Dataset rows describing interfaces:
▽
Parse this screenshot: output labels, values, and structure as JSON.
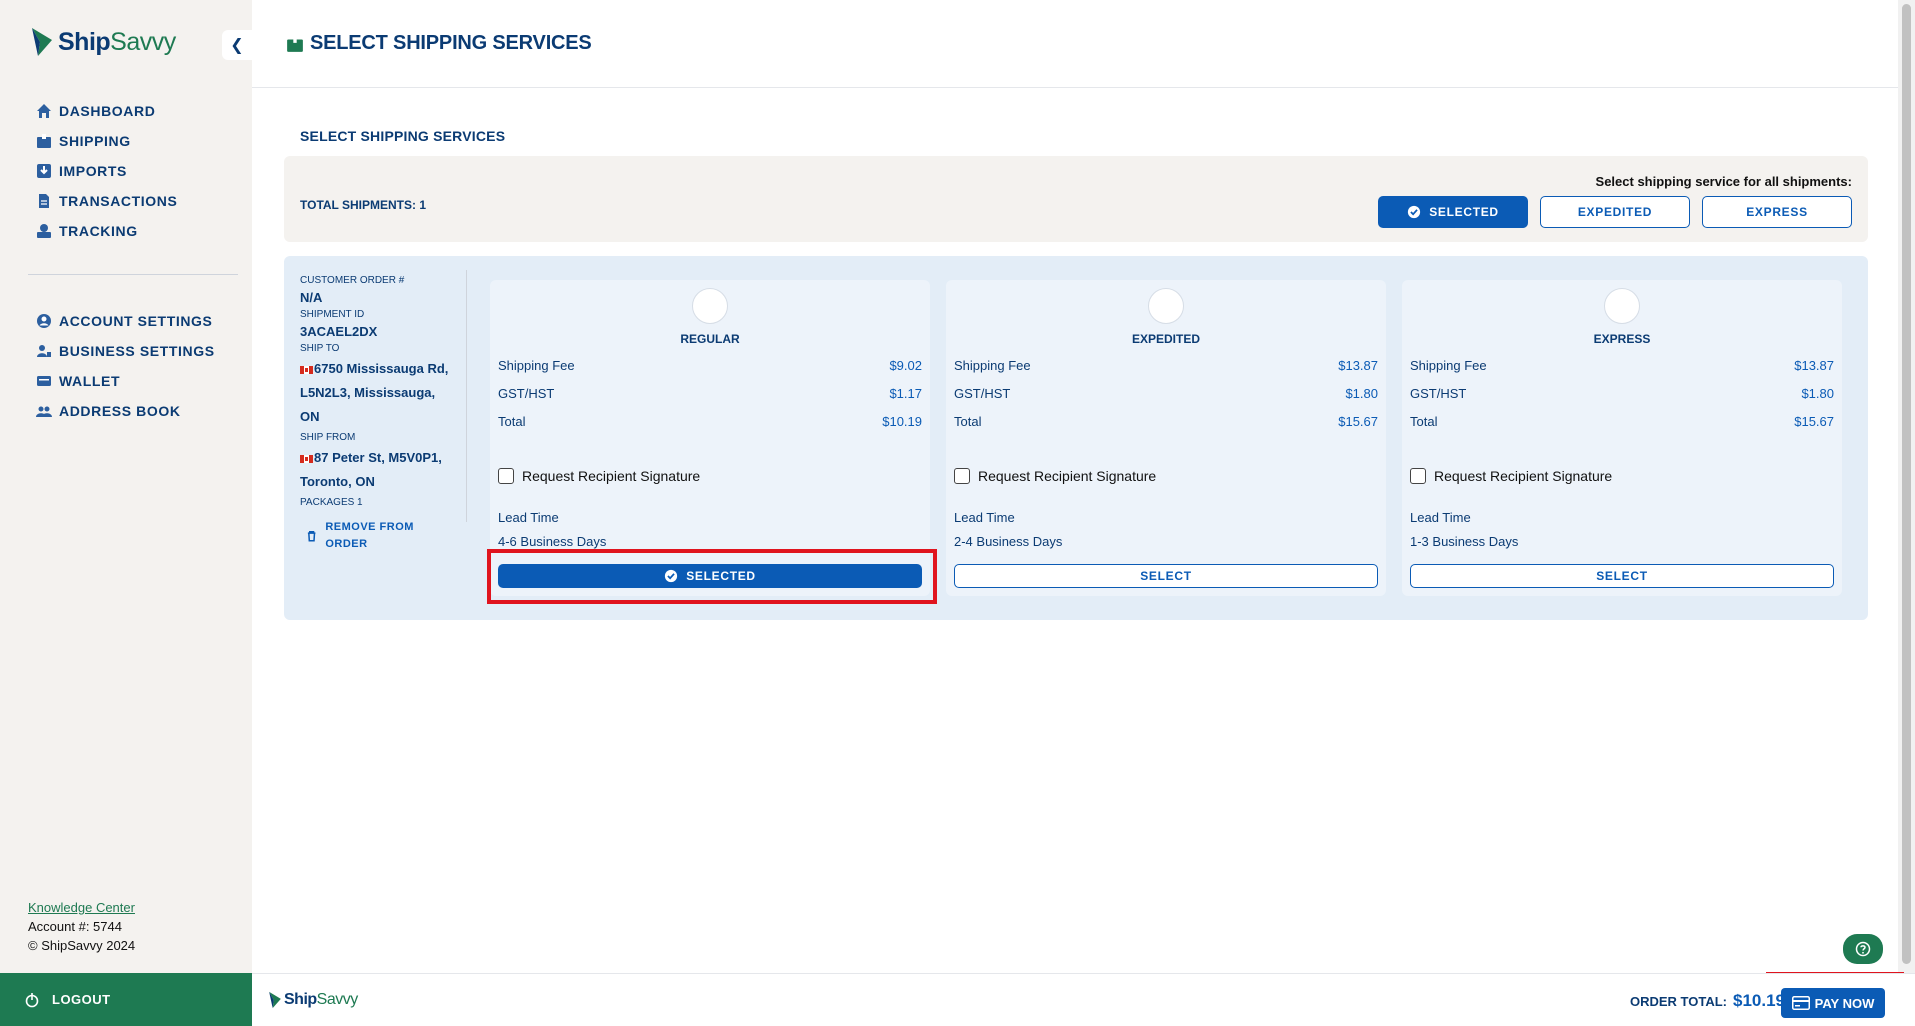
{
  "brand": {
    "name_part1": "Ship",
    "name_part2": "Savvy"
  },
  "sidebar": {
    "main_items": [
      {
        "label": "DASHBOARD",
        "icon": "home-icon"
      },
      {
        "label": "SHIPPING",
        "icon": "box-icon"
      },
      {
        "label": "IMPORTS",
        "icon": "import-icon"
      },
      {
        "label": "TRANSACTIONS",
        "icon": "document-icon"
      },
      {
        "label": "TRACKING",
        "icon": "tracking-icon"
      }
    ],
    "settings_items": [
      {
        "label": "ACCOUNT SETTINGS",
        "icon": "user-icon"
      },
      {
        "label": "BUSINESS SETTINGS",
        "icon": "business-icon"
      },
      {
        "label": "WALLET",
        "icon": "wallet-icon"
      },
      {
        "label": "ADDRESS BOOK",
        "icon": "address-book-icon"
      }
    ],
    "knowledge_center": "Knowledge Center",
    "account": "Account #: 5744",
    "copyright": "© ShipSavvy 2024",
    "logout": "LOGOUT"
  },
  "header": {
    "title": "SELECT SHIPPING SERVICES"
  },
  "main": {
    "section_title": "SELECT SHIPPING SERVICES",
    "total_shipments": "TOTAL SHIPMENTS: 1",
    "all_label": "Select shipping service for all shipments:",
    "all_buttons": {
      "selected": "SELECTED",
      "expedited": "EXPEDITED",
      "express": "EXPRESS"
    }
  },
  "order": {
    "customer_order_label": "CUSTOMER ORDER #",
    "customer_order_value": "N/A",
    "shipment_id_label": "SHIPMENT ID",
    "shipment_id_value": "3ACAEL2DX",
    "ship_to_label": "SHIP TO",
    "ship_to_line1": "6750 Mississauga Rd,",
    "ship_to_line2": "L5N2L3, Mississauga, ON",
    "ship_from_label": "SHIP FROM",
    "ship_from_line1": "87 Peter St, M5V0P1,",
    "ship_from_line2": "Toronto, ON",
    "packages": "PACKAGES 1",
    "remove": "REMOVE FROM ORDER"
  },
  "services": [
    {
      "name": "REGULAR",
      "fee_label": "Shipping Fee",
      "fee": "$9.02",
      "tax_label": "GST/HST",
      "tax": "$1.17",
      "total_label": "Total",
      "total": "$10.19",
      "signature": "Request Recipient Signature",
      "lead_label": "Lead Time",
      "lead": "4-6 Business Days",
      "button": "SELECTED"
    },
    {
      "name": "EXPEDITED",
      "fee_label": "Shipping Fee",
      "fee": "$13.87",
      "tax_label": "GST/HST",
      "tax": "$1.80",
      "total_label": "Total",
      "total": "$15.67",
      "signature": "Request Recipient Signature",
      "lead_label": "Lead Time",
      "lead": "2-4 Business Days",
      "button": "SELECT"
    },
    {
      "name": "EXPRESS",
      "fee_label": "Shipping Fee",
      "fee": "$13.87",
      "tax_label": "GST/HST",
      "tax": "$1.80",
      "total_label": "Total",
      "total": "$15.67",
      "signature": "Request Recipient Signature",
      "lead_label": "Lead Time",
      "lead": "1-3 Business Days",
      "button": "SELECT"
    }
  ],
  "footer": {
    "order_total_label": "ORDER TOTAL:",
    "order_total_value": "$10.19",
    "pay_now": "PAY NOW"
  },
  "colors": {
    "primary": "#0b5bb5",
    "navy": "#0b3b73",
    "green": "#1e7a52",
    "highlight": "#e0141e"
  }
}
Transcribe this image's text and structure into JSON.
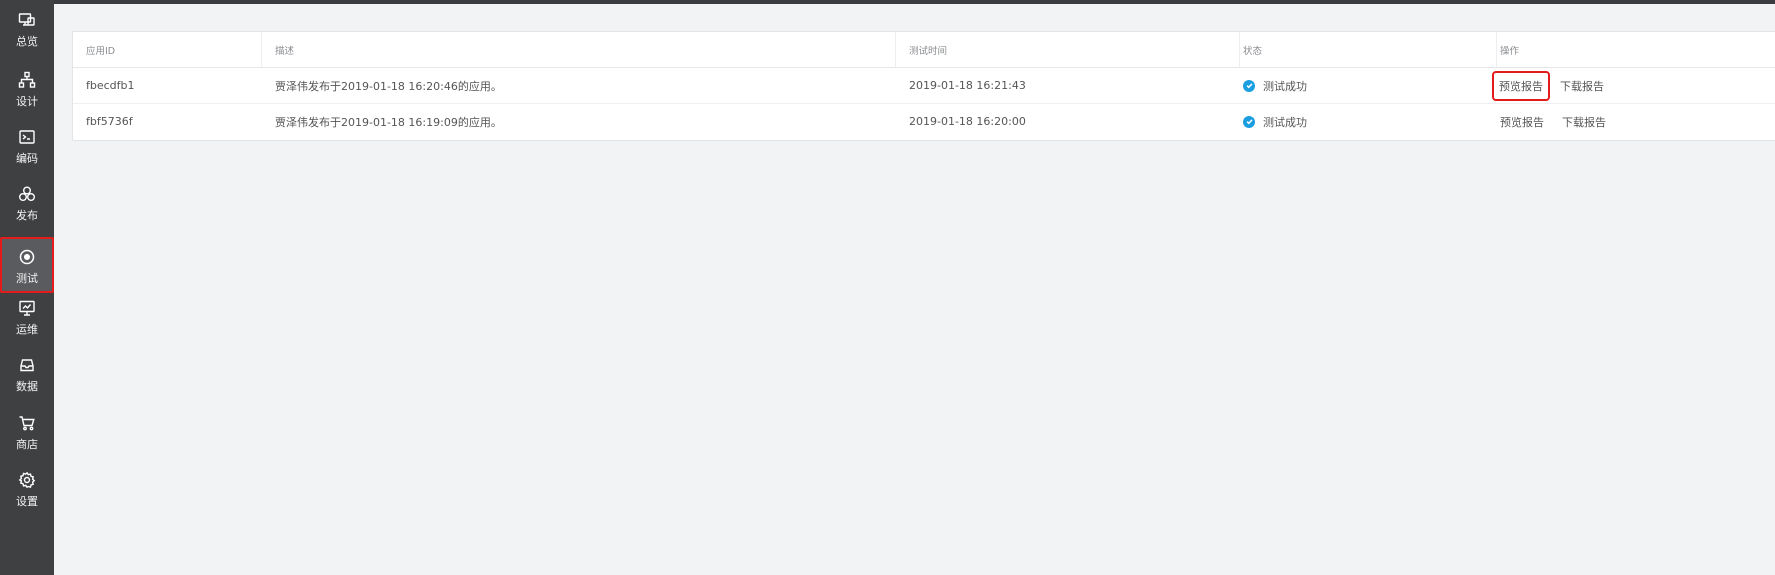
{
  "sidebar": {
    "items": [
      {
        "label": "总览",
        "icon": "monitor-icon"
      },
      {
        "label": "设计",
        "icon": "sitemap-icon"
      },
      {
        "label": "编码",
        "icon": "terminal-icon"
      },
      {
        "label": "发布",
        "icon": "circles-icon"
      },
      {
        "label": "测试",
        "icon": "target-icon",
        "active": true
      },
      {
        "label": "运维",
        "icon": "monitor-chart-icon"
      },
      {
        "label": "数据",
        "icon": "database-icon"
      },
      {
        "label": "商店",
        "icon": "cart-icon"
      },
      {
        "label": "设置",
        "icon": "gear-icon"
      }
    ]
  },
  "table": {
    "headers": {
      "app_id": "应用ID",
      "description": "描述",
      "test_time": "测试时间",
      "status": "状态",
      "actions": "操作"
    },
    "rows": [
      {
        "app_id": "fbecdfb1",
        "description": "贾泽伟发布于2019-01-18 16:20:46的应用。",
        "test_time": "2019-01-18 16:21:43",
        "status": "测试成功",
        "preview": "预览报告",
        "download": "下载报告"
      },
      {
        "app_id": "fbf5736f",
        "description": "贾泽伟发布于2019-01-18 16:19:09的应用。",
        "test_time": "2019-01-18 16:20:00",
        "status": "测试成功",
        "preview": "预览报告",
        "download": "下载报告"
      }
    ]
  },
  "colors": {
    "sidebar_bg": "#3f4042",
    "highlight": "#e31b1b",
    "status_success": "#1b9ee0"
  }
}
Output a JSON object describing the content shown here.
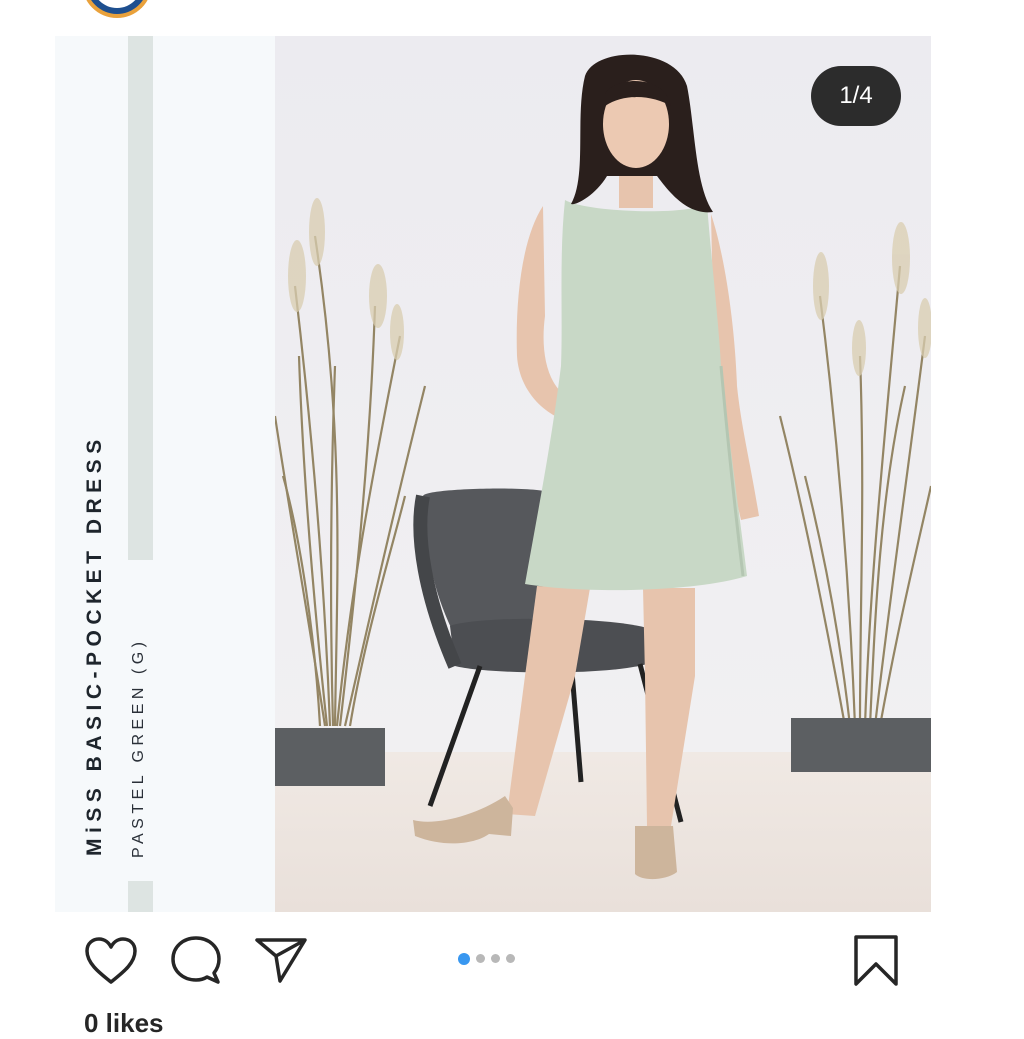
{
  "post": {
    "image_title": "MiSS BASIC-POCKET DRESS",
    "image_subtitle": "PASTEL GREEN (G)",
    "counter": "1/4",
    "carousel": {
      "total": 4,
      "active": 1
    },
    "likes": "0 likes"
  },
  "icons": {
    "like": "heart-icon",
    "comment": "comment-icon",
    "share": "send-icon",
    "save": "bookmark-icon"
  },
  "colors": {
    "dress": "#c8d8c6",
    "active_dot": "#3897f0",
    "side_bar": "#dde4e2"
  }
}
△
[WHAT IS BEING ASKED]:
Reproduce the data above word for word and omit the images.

[ANSWER TO THE PROBLEM]:
Parse this screenshot: output labels, values, and structure as JSON.
{
  "brand": {
    "name_part1": "Ship",
    "name_part2": "Savvy"
  },
  "sidebar": {
    "main_items": [
      {
        "label": "DASHBOARD",
        "icon": "home-icon"
      },
      {
        "label": "SHIPPING",
        "icon": "box-icon"
      },
      {
        "label": "IMPORTS",
        "icon": "import-icon"
      },
      {
        "label": "TRANSACTIONS",
        "icon": "document-icon"
      },
      {
        "label": "TRACKING",
        "icon": "tracking-icon"
      }
    ],
    "settings_items": [
      {
        "label": "ACCOUNT SETTINGS",
        "icon": "user-icon"
      },
      {
        "label": "BUSINESS SETTINGS",
        "icon": "business-icon"
      },
      {
        "label": "WALLET",
        "icon": "wallet-icon"
      },
      {
        "label": "ADDRESS BOOK",
        "icon": "address-book-icon"
      }
    ],
    "knowledge_center": "Knowledge Center",
    "account": "Account #: 5744",
    "copyright": "© ShipSavvy 2024",
    "logout": "LOGOUT"
  },
  "header": {
    "title": "SELECT SHIPPING SERVICES"
  },
  "main": {
    "section_title": "SELECT SHIPPING SERVICES",
    "total_shipments": "TOTAL SHIPMENTS: 1",
    "all_label": "Select shipping service for all shipments:",
    "all_buttons": {
      "selected": "SELECTED",
      "expedited": "EXPEDITED",
      "express": "EXPRESS"
    }
  },
  "order": {
    "customer_order_label": "CUSTOMER ORDER #",
    "customer_order_value": "N/A",
    "shipment_id_label": "SHIPMENT ID",
    "shipment_id_value": "3ACAEL2DX",
    "ship_to_label": "SHIP TO",
    "ship_to_line1": "6750 Mississauga Rd,",
    "ship_to_line2": "L5N2L3, Mississauga, ON",
    "ship_from_label": "SHIP FROM",
    "ship_from_line1": "87 Peter St, M5V0P1,",
    "ship_from_line2": "Toronto, ON",
    "packages": "PACKAGES 1",
    "remove": "REMOVE FROM ORDER"
  },
  "services": [
    {
      "name": "REGULAR",
      "fee_label": "Shipping Fee",
      "fee": "$9.02",
      "tax_label": "GST/HST",
      "tax": "$1.17",
      "total_label": "Total",
      "total": "$10.19",
      "signature": "Request Recipient Signature",
      "lead_label": "Lead Time",
      "lead": "4-6 Business Days",
      "button": "SELECTED"
    },
    {
      "name": "EXPEDITED",
      "fee_label": "Shipping Fee",
      "fee": "$13.87",
      "tax_label": "GST/HST",
      "tax": "$1.80",
      "total_label": "Total",
      "total": "$15.67",
      "signature": "Request Recipient Signature",
      "lead_label": "Lead Time",
      "lead": "2-4 Business Days",
      "button": "SELECT"
    },
    {
      "name": "EXPRESS",
      "fee_label": "Shipping Fee",
      "fee": "$13.87",
      "tax_label": "GST/HST",
      "tax": "$1.80",
      "total_label": "Total",
      "total": "$15.67",
      "signature": "Request Recipient Signature",
      "lead_label": "Lead Time",
      "lead": "1-3 Business Days",
      "button": "SELECT"
    }
  ],
  "footer": {
    "order_total_label": "ORDER TOTAL:",
    "order_total_value": "$10.19",
    "pay_now": "PAY NOW"
  },
  "colors": {
    "primary": "#0b5bb5",
    "navy": "#0b3b73",
    "green": "#1e7a52",
    "highlight": "#e0141e"
  }
}
Transcribe this image's text and structure into JSON.
{
  "sidebar": {
    "items": [
      {
        "label": "总览",
        "icon": "monitor-icon"
      },
      {
        "label": "设计",
        "icon": "sitemap-icon"
      },
      {
        "label": "编码",
        "icon": "terminal-icon"
      },
      {
        "label": "发布",
        "icon": "circles-icon"
      },
      {
        "label": "测试",
        "icon": "target-icon",
        "active": true
      },
      {
        "label": "运维",
        "icon": "monitor-chart-icon"
      },
      {
        "label": "数据",
        "icon": "database-icon"
      },
      {
        "label": "商店",
        "icon": "cart-icon"
      },
      {
        "label": "设置",
        "icon": "gear-icon"
      }
    ]
  },
  "table": {
    "headers": {
      "app_id": "应用ID",
      "description": "描述",
      "test_time": "测试时间",
      "status": "状态",
      "actions": "操作"
    },
    "rows": [
      {
        "app_id": "fbecdfb1",
        "description": "贾泽伟发布于2019-01-18 16:20:46的应用。",
        "test_time": "2019-01-18 16:21:43",
        "status": "测试成功",
        "preview": "预览报告",
        "download": "下载报告"
      },
      {
        "app_id": "fbf5736f",
        "description": "贾泽伟发布于2019-01-18 16:19:09的应用。",
        "test_time": "2019-01-18 16:20:00",
        "status": "测试成功",
        "preview": "预览报告",
        "download": "下载报告"
      }
    ]
  },
  "colors": {
    "sidebar_bg": "#3f4042",
    "highlight": "#e31b1b",
    "status_success": "#1b9ee0"
  }
}
Output a JSON object describing the content shown here.
{
  "post": {
    "image_title": "MiSS BASIC-POCKET DRESS",
    "image_subtitle": "PASTEL GREEN (G)",
    "counter": "1/4",
    "carousel": {
      "total": 4,
      "active": 1
    },
    "likes": "0 likes"
  },
  "icons": {
    "like": "heart-icon",
    "comment": "comment-icon",
    "share": "send-icon",
    "save": "bookmark-icon"
  },
  "colors": {
    "dress": "#c8d8c6",
    "active_dot": "#3897f0",
    "side_bar": "#dde4e2"
  }
}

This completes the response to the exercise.